Hardiness. A top dog must be a good traveler with tough, deep-padded feet. He needs enough pace to outrun and head your cattle fairly quickly. The coat type should be compatible with your climate and any grass seed or purr problems. Although lightly built dogs may have endurance as travelers, particularly where burrs are a problem, very lightly boned dogs tend also to have less substance in their dental structure. A reasonably strong head and teeth are an advantage for a biting dog. When teeth get broken, a dog’s useful life can be shortened. There is an old saying: “It is not the size of the dog in the fight, but the size of the fight in the dogs that counts.” Others say: “If a dog is good enough, it is big enough.” No doubt both clichés are true, but I believe the main requirement is for speed rather than size. Any dog needs exercise on the type of terrain where he is going to have to work to toughen his foot pads ready for hard work. Although a lack of depth of cushioning in the pads and other foot problems can be hereditary faults, the majority of such problems are caused by lack of exercise. Good health, a determined spirit, and plenty of exercise are prerequisites for hardiness in your dog. Contrary to a commonly held belief, I do not consider that a short-coated dog necessarily has more heat tolerance than a longer-coated dog. It is a dense woolly undercoat that will keep a dog hot. The shiny longer hairs that make up the outer layer or top coat have a reflective action (so take care about clipping your long-haired dog).

Temperament. The temperament of a dog is initially dependent on both his inheritance and on his experience. Environment and handling will have a conditioning effect on a young pup’s temperament. The trainer has an important part to play in molding the temperament of his dog and in bringing out the best of the potential that dog has inherited. For top performance, a dog needs to be a combination of seeming opposites:

• High Strung—Relaxed. The dog should be spirited enough to be alert on the job and easily stimulated by action. The ability to relax when the stock are under control and going quietly is just as valuable. Dogs that can’t relax and are constantly racing around as if they are looking for trouble usually make trouble.

• Dominant—Submissive. The top dog is boss dog. He will have a haughty dominant attitude to stock and yet be submissive to his trainer as his leader.

• Sensitive—Hard to Offend. A dog with a soft nature can be a delight to train and will become very obedient. He can become a problem to those who get a bit hot-tempered when things go wrong unless he has been conditioned to accept harsh voice tones, loud noise, or is naturally hard to offend. It is helpful if the temperament of your working partner is compatible with your own.


Intelligence.
A dog with average intelligence will learn steadily through repetition, forming habits. Your commands and signals need to be kept simple, and both regular work and training are needed to produce a really good dog. A dog with above-average intelligence will learn more quickly. He will think for himself and go to the right places at the right times. The dog with high intelligence learns rapidly and may take very few lessons to learn. He will do clever things and work independently; at times, even in new and strange situations, he will naturally seem to know the right thing to do. Brilliant dogs of this caliber are very rarely offered for sale at any price and should be sought out for breeding purposes.

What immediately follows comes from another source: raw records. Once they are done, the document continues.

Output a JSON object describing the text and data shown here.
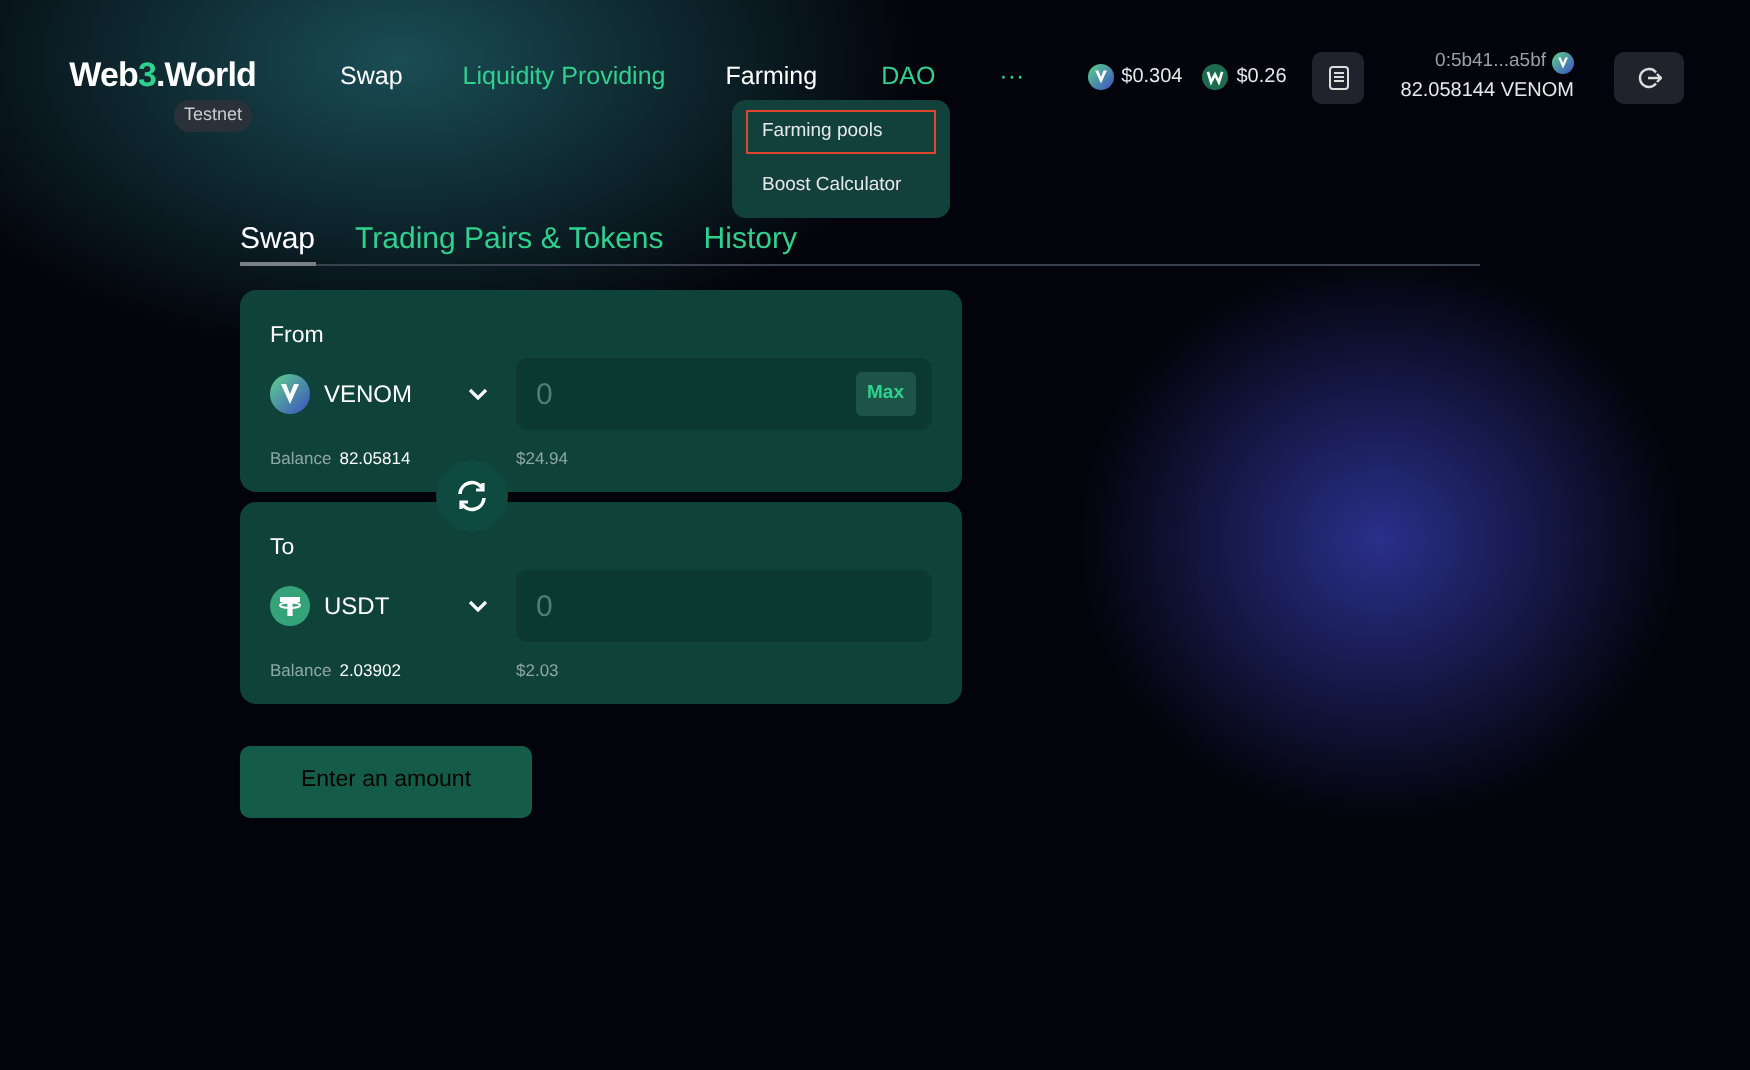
{
  "logo": {
    "parts": [
      {
        "text": "Web",
        "accent": false
      },
      {
        "text": "3",
        "accent": true
      },
      {
        "text": ".World",
        "accent": false
      }
    ],
    "badge": "Testnet"
  },
  "nav": [
    {
      "label": "Swap",
      "selected": true
    },
    {
      "label": "Liquidity Providing",
      "selected": false
    },
    {
      "label": "Farming",
      "selected": true
    },
    {
      "label": "DAO",
      "selected": false
    },
    {
      "label": "···",
      "selected": false
    }
  ],
  "farming_menu": [
    {
      "label": "Farming pools",
      "highlighted": true
    },
    {
      "label": "Boost Calculator",
      "highlighted": false
    }
  ],
  "prices": [
    {
      "kind": "venom",
      "value": "$0.304"
    },
    {
      "kind": "w",
      "value": "$0.26"
    }
  ],
  "wallet": {
    "address": "0:5b41...a5bf",
    "balance": "82.058144 VENOM"
  },
  "tabs": [
    {
      "label": "Swap",
      "selected": true
    },
    {
      "label": "Trading Pairs & Tokens",
      "selected": false
    },
    {
      "label": "History",
      "selected": false
    }
  ],
  "from": {
    "label": "From",
    "token": "VENOM",
    "kind": "venom",
    "amount_placeholder": "0",
    "max": "Max",
    "balance_label": "Balance",
    "balance": "82.05814",
    "usd": "$24.94"
  },
  "to": {
    "label": "To",
    "token": "USDT",
    "kind": "usdt",
    "amount_placeholder": "0",
    "balance_label": "Balance",
    "balance": "2.03902",
    "usd": "$2.03"
  },
  "submit": {
    "label": "Enter an amount",
    "disabled": true
  }
}
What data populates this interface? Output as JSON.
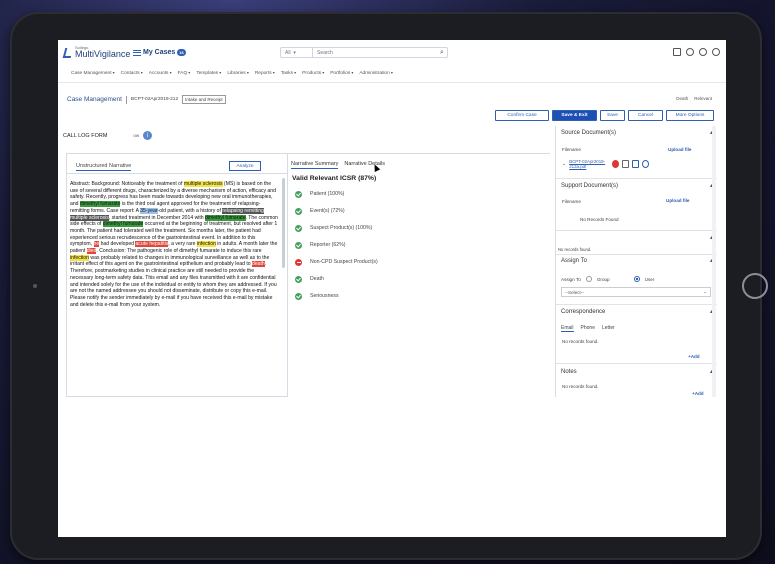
{
  "header": {
    "logo_small": "Sollego",
    "logo_big": "MultiVigilance",
    "my_cases_label": "My Cases",
    "my_cases_count": "16",
    "search_scope": "All",
    "search_placeholder": "Search"
  },
  "menu": [
    "Case Management",
    "Contacts",
    "Accounts",
    "FAQ",
    "Templates",
    "Libraries",
    "Reports",
    "Tasks",
    "Products",
    "Portfolios",
    "Administration"
  ],
  "breadcrumb": {
    "title": "Case Management",
    "case_id": "BCPT-02Apr2019-212",
    "status": "Intake and Receipt"
  },
  "top_links": [
    "Death",
    "Relevant"
  ],
  "actions": {
    "confirm": "Confirm Case",
    "save_exit": "Save & Exit",
    "save": "Save",
    "cancel": "Cancel",
    "more": "More Options"
  },
  "call_log": {
    "title": "CALL LOG FORM",
    "sub": "ow"
  },
  "left": {
    "tab": "Unstructured Narrative",
    "analyze": "Analyze",
    "narrative": {
      "t1": "Abstract: Background: Noticeably the treatment of ",
      "h1": "multiple sclerosis",
      "t2": " (MS) is based on the use of several different drugs, characterized by a diverse mechanism of action, efficacy and safety. Recently, progress has been made towards developing new oral immunotherapies, and ",
      "h2": "dimethyl fumarate",
      "t3": " is the third oral agent approved for the treatment of relapsing-remitting forms. Case report: A ",
      "h3": "35-year",
      "t4": "-old patient, with a history of ",
      "h4": "relapsing remitting multiple sclerosis",
      "t5": ", started treatment in December 2014 with ",
      "h5": "dimethyl fumarate",
      "t6": ". The common side effects of ",
      "h6": "dimethyl fumarate",
      "t7": " occurred at the beginning of treatment, but resolved after 1 month. The patient had tolerated well the treatment. Six months later, the patient had experienced serious recrudescence of the gastrointestinal event. In addition to this symptom, ",
      "h7": "he",
      "t8": " had developed ",
      "h8": "acute hepatitis",
      "t9": ", a very rare ",
      "h9": "infection",
      "t10": " in adults. A month later the patient ",
      "h10": "died",
      "t11": ". Conclusion: The pathogenic role of dimethyl fumarate to induce this rare ",
      "h11": "infection",
      "t12": " was probably related to changes in immunological surveillance as well as to the irritant effect of this agent on the gastrointestinal epithelium and probably lead to ",
      "h12": "death",
      "t13": ". Therefore, postmarketing studies in clinical practice are still needed to provide the necessary long-term safety data. This email and any files transmitted with it are confidential and intended solely for the use of the individual or entity to whom they are addressed. If you are not the named addressee you should not disseminate, distribute or copy this e-mail. Please notify the sender immediately by e-mail if you have received this e-mail by mistake and delete this e-mail from your system."
    }
  },
  "middle": {
    "tab_summary": "Narrative Summary",
    "tab_details": "Narrative Details",
    "icsr_title": "Valid Relevant ICSR (87%)",
    "checks": [
      {
        "label": "Patient  (100%)",
        "ok": true
      },
      {
        "label": "Event(s)  (72%)",
        "ok": true
      },
      {
        "label": "Suspect Product(s)  (100%)",
        "ok": true
      },
      {
        "label": "Reporter  (62%)",
        "ok": true
      },
      {
        "label": "Non-CPD Suspect Product(s)",
        "ok": false
      },
      {
        "label": "Death",
        "ok": true
      },
      {
        "label": "Seriousness",
        "ok": true
      }
    ]
  },
  "right": {
    "source_title": "Source Document(s)",
    "filename_label": "Filename",
    "upload_label": "Upload file",
    "file_name": "BCPT-02Apr2019-212a.pdf",
    "support_title": "Support Document(s)",
    "no_records_found": "No Records Found",
    "no_records_short": "No records found.",
    "assign_title": "Assign To",
    "assign_label": "Assign To",
    "group": "Group",
    "user": "User",
    "select_placeholder": "--Select--",
    "corr_title": "Correspondence",
    "email": "Email",
    "phone": "Phone",
    "letter": "Letter",
    "add": "Add",
    "notes_title": "Notes"
  }
}
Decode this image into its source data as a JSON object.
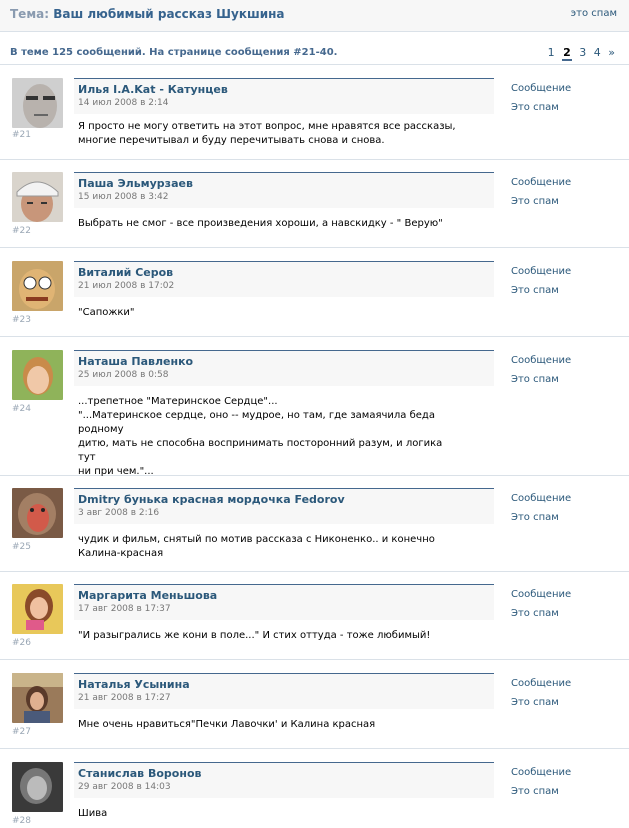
{
  "header": {
    "prefix": "Тема:",
    "topic": "Ваш любимый рассказ Шукшина",
    "spam": "это спам"
  },
  "info": {
    "text": "В теме 125 сообщений. На странице сообщения #21-40.",
    "pages": [
      "1",
      "2",
      "3",
      "4",
      "»"
    ],
    "current_page": "2"
  },
  "actions": {
    "message": "Сообщение",
    "spam": "Это спам"
  },
  "posts": [
    {
      "author": "Илья I.A.Kat - Катунцев",
      "date": "14 июл 2008 в 2:14",
      "number": "#21",
      "text": "Я просто не могу ответить на этот вопрос, мне нравятся все рассказы, многие перечитывал и буду перечитывать снова и снова."
    },
    {
      "author": "Паша Эльмурзаев",
      "date": "15 июл 2008 в 3:42",
      "number": "#22",
      "text": "Выбрать не смог - все произведения хороши, а навскидку - \" Верую\""
    },
    {
      "author": "Виталий Серов",
      "date": "21 июл 2008 в 17:02",
      "number": "#23",
      "text": "\"Сапожки\""
    },
    {
      "author": "Наташа Павленко",
      "date": "25 июл 2008 в 0:58",
      "number": "#24",
      "text": "...трепетное \"Материнское Сердце\"...\n\"...Материнское сердце, оно -- мудрое, но там, где замаячила беда родному\nдитю, мать не способна воспринимать посторонний разум, и логика тут\nни при чем.\"..."
    },
    {
      "author": "Dmitry бунька красная мордочка Fedorov",
      "date": "3 авг 2008 в 2:16",
      "number": "#25",
      "text": "чудик и фильм, снятый по мотив рассказа с Никоненко.. и конечно\nКалина-красная"
    },
    {
      "author": "Маргарита Меньшова",
      "date": "17 авг 2008 в 17:37",
      "number": "#26",
      "text": "\"И разыгрались же кони в поле...\" И стих оттуда - тоже любимый!"
    },
    {
      "author": "Наталья Усынина",
      "date": "21 авг 2008 в 17:27",
      "number": "#27",
      "text": "Мне очень нравиться\"Печки Лавочки' и Калина красная"
    },
    {
      "author": "Станислав Воронов",
      "date": "29 авг 2008 в 14:03",
      "number": "#28",
      "text": "Шива"
    }
  ]
}
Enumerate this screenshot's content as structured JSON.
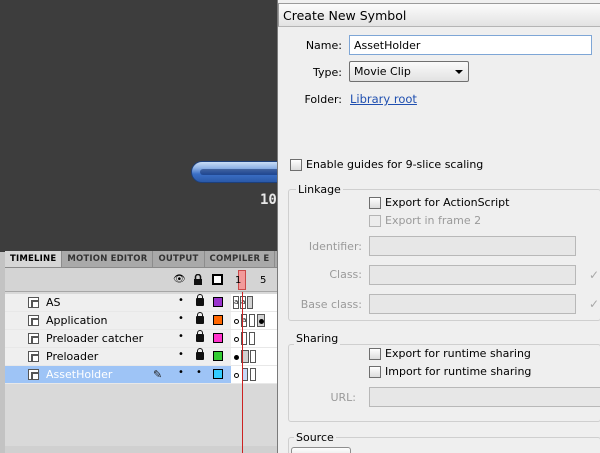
{
  "stage": {
    "counter_text": "10"
  },
  "timeline": {
    "tabs": [
      "TIMELINE",
      "MOTION EDITOR",
      "OUTPUT",
      "COMPILER E"
    ],
    "ruler": {
      "frame1": "1",
      "frame5": "5"
    },
    "layers": [
      {
        "name": "AS",
        "color": "#9933cc",
        "selected": false
      },
      {
        "name": "Application",
        "color": "#ff6600",
        "selected": false
      },
      {
        "name": "Preloader catcher",
        "color": "#ff33cc",
        "selected": false
      },
      {
        "name": "Preloader",
        "color": "#33cc33",
        "selected": false
      },
      {
        "name": "AssetHolder",
        "color": "#33ccff",
        "selected": true
      }
    ],
    "frame_letters": {
      "as1": "a",
      "as2": "a",
      "app": "a"
    }
  },
  "dialog": {
    "title": "Create New Symbol",
    "name_label": "Name:",
    "name_value": "AssetHolder",
    "type_label": "Type:",
    "type_value": "Movie Clip",
    "folder_label": "Folder:",
    "folder_link": "Library root",
    "nine_slice_label": "Enable guides for 9-slice scaling",
    "linkage": {
      "title": "Linkage",
      "export_as": "Export for ActionScript",
      "export_frame2": "Export in frame 2",
      "identifier_label": "Identifier:",
      "class_label": "Class:",
      "base_class_label": "Base class:"
    },
    "sharing": {
      "title": "Sharing",
      "export_runtime": "Export for runtime sharing",
      "import_runtime": "Import for runtime sharing",
      "url_label": "URL:"
    },
    "source": {
      "title": "Source"
    }
  }
}
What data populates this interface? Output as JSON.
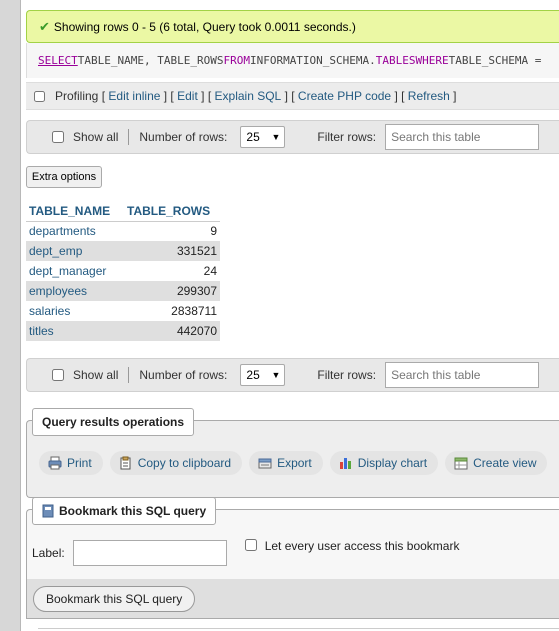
{
  "message": {
    "text": "Showing rows 0 - 5 (6 total, Query took 0.0011 seconds.)",
    "icon": "check-icon",
    "bg_color": "#ebf8a4"
  },
  "sql": {
    "select": "SELECT",
    "part1": " TABLE_NAME, TABLE_ROWS ",
    "from": "FROM",
    "part2": " INFORMATION_SCHEMA.",
    "tables": "TABLES",
    "space": " ",
    "where": "WHERE",
    "part3": " TABLE_SCHEMA ="
  },
  "profiling": {
    "label": "Profiling",
    "lb1": "[",
    "edit_inline": "Edit inline",
    "sep1": "] [",
    "edit": "Edit",
    "sep2": "] [",
    "explain": "Explain SQL",
    "sep3": "] [",
    "php": "Create PHP code",
    "sep4": "] [",
    "refresh": "Refresh",
    "rb": "]"
  },
  "nav": {
    "show_all": "Show all",
    "rows_label": "Number of rows:",
    "rows_value": "25",
    "filter_label": "Filter rows:",
    "search_placeholder": "Search this table"
  },
  "extra_options": "Extra options",
  "table": {
    "headers": [
      "TABLE_NAME",
      "TABLE_ROWS"
    ],
    "rows": [
      {
        "name": "departments",
        "rows": "9"
      },
      {
        "name": "dept_emp",
        "rows": "331521"
      },
      {
        "name": "dept_manager",
        "rows": "24"
      },
      {
        "name": "employees",
        "rows": "299307"
      },
      {
        "name": "salaries",
        "rows": "2838711"
      },
      {
        "name": "titles",
        "rows": "442070"
      }
    ]
  },
  "operations": {
    "legend": "Query results operations",
    "buttons": [
      {
        "label": "Print",
        "icon": "printer-icon"
      },
      {
        "label": "Copy to clipboard",
        "icon": "clipboard-icon"
      },
      {
        "label": "Export",
        "icon": "export-icon"
      },
      {
        "label": "Display chart",
        "icon": "chart-icon"
      },
      {
        "label": "Create view",
        "icon": "view-icon"
      }
    ]
  },
  "bookmark": {
    "legend": "Bookmark this SQL query",
    "label": "Label:",
    "share_label": "Let every user access this bookmark",
    "submit": "Bookmark this SQL query"
  }
}
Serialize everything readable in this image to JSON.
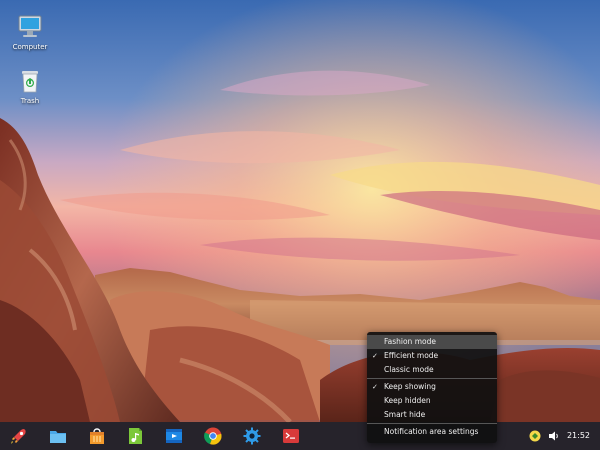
{
  "desktop": {
    "icons": [
      {
        "label": "Computer",
        "icon": "computer-icon"
      },
      {
        "label": "Trash",
        "icon": "trash-icon"
      }
    ]
  },
  "dock": {
    "apps": [
      {
        "name": "launcher",
        "icon": "rocket-icon"
      },
      {
        "name": "file-manager",
        "icon": "folder-icon"
      },
      {
        "name": "app-store",
        "icon": "shopping-bag-icon"
      },
      {
        "name": "music",
        "icon": "music-icon"
      },
      {
        "name": "video",
        "icon": "video-player-icon"
      },
      {
        "name": "browser",
        "icon": "chrome-icon"
      },
      {
        "name": "settings",
        "icon": "gear-icon"
      },
      {
        "name": "terminal",
        "icon": "terminal-icon"
      }
    ],
    "tray": {
      "network_icon": "network-icon",
      "volume_icon": "volume-icon"
    },
    "clock": "21:52"
  },
  "context_menu": {
    "sections": [
      {
        "items": [
          {
            "label": "Fashion mode",
            "checked": false,
            "highlighted": true
          },
          {
            "label": "Efficient mode",
            "checked": true,
            "highlighted": false
          },
          {
            "label": "Classic mode",
            "checked": false,
            "highlighted": false
          }
        ]
      },
      {
        "items": [
          {
            "label": "Keep showing",
            "checked": true,
            "highlighted": false
          },
          {
            "label": "Keep hidden",
            "checked": false,
            "highlighted": false
          },
          {
            "label": "Smart hide",
            "checked": false,
            "highlighted": false
          }
        ]
      },
      {
        "items": [
          {
            "label": "Notification area settings",
            "checked": false,
            "highlighted": false
          }
        ]
      }
    ]
  },
  "colors": {
    "sky_top": "#3b6db3",
    "sunset_pink": "#e87a8a",
    "sunset_yellow": "#f7dc8a",
    "rock": "#9a4a34",
    "menu_bg": "#101010",
    "menu_highlight": "#4a4a4a"
  }
}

Male or Female. I have no real preference. In my experience, males have sometimes been slightly more dominant in their attitude to stock that their sisters. I believe that a bitch is sometimes more loyal to a man, and that a dog may be more loyal to a woman. If you want to raise pups, there is an old Scottish saying that a breeder can maintain the standard of his dogs for more generations by breeding to the female line than to the male.